What are the UK’s abortion laws? Woman jailed over abortion to appeal sentence

  • london
  • July 18, 2023
  • Comments Off on What are the UK’s abortion laws? Woman jailed over abortion to appeal sentence

Carla Foster was handed a 28-month extended sentence after she admitted illegally procuring her own abortion when she was between 32 and 34 weeks pregnant.

Stoke-on-Trent Crown Court heard she was sent the drugs by the British Pregnancy Advisory Service (BPAS) after she called them during lockdown in 2020 and lied about how far along in her pregnancy she was.

Foster was initially charged with child destruction and pleaded not guilty, before pleading guilty to an alternative charge of administering drugs or using instruments to procure abortion.

Sentencing her last month, Mr Justice Pepperall said Foster will serve 14 months in custody and the remainder on licence after her release.

Last year, it became legal for women in England and Wales to take at-home abortion pills during the first 10 weeks of their pregnancy. Women are required to have a digital consultation with their doctor, who must record the place of termination, the place of consultation and whether it was fully remote.

Find out everything you need to know about the rules for the procedure in the UK.

When was abortion legalised in the UK and Ireland?

The Abortion Act 1967 legalised abortion – on certain grounds – in England, Wales and Scotland, and came into effect on April 27, 1968.

In 2018, Ireland legalised abortion on certain grounds up to 12 weeks gestation or later if the woman’s life or health is at risk.

Abortion was decriminalised in Northern Ireland in 2019 and in March 2020 regulations introducing a new legal framework for abortion services in Northern Ireland came into force.

Is abortion a criminal act in the UK?

Abortion is still a criminal act in the UK if it is carried out without a doctor and without the approval of two doctors.

A woman who has an abortion without the permission of two doctors can face criminal punishment, with the maximum sentence being life imprisonment.

When can you have an abortion in the UK?

In 1991, the Human Fertilisation and Embryology Bill lowered the gestation limit for abortions from 28 weeks to 24 weeks. Abortions can only be carried out after 24 weeks in limited circumstances, such as if the woman’s life is at risk or if the child would be born with a severe disability.

Do two doctors need to approve abortions in the UK?

The Abortion Act states that two doctors have to approve abortions and agree that it would be better for the woman’s physical or mental health to terminate the pregnancy.

What are the rules on abortion pills in the UK?

In 2018, a new rule allowed women in England and Wales to take the second of the two abortion pills – called misoprostol – at home. Scotland allowed this in October 2017.

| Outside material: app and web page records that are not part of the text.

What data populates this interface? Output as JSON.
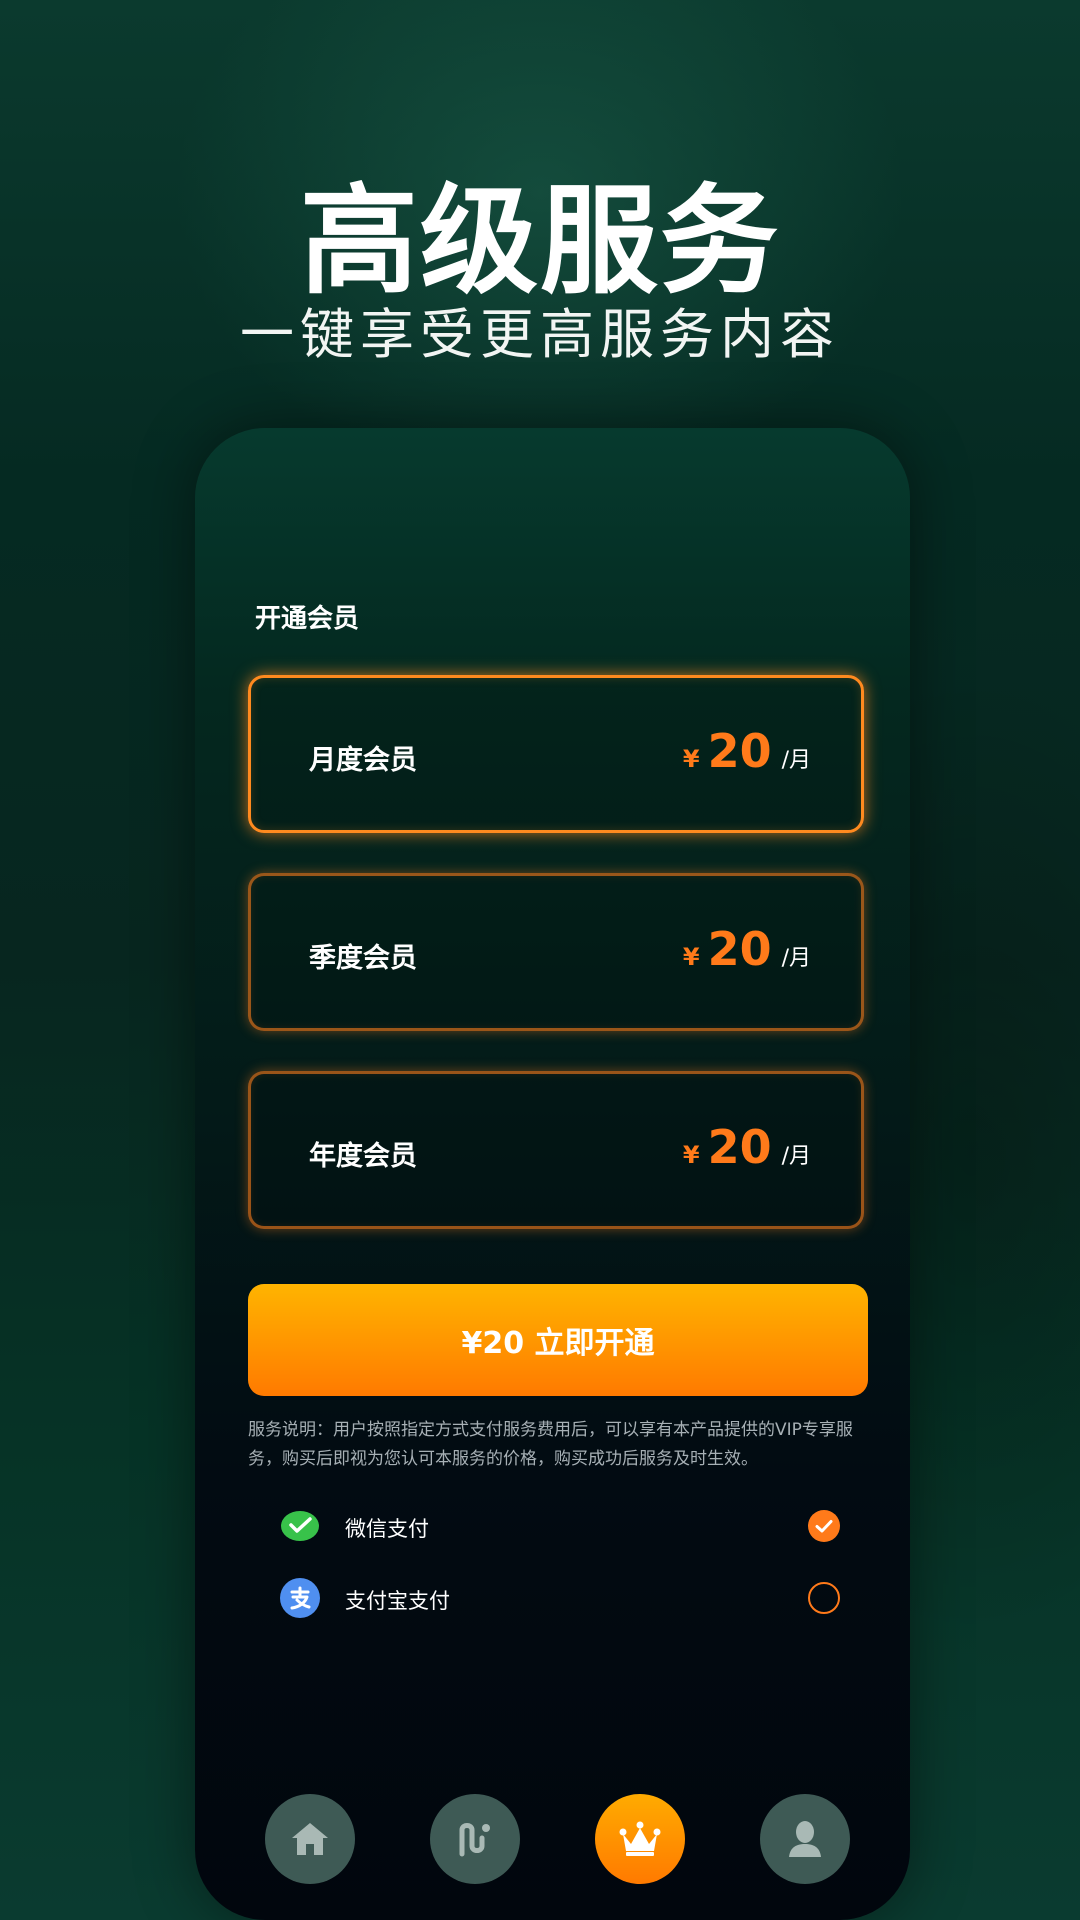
{
  "hero": {
    "title": "高级服务",
    "subtitle": "一键享受更高服务内容"
  },
  "membership": {
    "section_label": "开通会员",
    "plans": [
      {
        "name": "月度会员",
        "currency": "¥",
        "amount": "20",
        "unit": "/月",
        "selected": true
      },
      {
        "name": "季度会员",
        "currency": "¥",
        "amount": "20",
        "unit": "/月",
        "selected": false
      },
      {
        "name": "年度会员",
        "currency": "¥",
        "amount": "20",
        "unit": "/月",
        "selected": false
      }
    ],
    "cta_label": "¥20 立即开通",
    "service_note": "服务说明：用户按照指定方式支付服务费用后，可以享有本产品提供的VIP专享服务，购买后即视为您认可本服务的价格，购买成功后服务及时生效。"
  },
  "payment": {
    "methods": [
      {
        "label": "微信支付",
        "icon": "wechat-pay-icon",
        "checked": true
      },
      {
        "label": "支付宝支付",
        "icon": "alipay-icon",
        "checked": false
      }
    ]
  },
  "tabbar": {
    "tabs": [
      {
        "icon": "home-icon",
        "active": false
      },
      {
        "icon": "route-icon",
        "active": false
      },
      {
        "icon": "crown-icon",
        "active": true
      },
      {
        "icon": "profile-icon",
        "active": false
      }
    ]
  },
  "colors": {
    "accent": "#ff7a1a",
    "cta_top": "#ffb400",
    "cta_bottom": "#ff7a00",
    "tab_inactive": "#3e5a55",
    "wechat_green": "#38c24a",
    "alipay_blue": "#4f8ff0"
  }
}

In March 2020, due to the Covid pandemic, women were allowed to take both abortion medications, mifepristone and misoprostol, at home. The Government decided in February 2022 to end this arrangement after a transition period that would conclude on August 29. However, an amendment was subsequently passed in Parliament to extend at-home abortion permanently from August 30.

How many abortions take place in the UK each year?

In 2021, there were 214,256 abortions carried out in England and Wales, which is the highest number since the Abortion Act was introduced, and 99 per cent of abortions were funded by the NHS.

In England and Wales 87, per cent of abortions in 2021 were medically induced as opposed to surgically.

Could buffer zones around abortion clinics be introduced?

Medical leaders have called for buffer zones around abortion clinics to be introduced to prevent protesters from disturbing patients and staff. The legally protected spaces would shield people from harassment from anti-abortion campaigners.

In May, the government said it was reviewing the issue in England and Wales, while Nicola Sturgeon said the Scottish government was “actively considering” how it can legislate on the issue.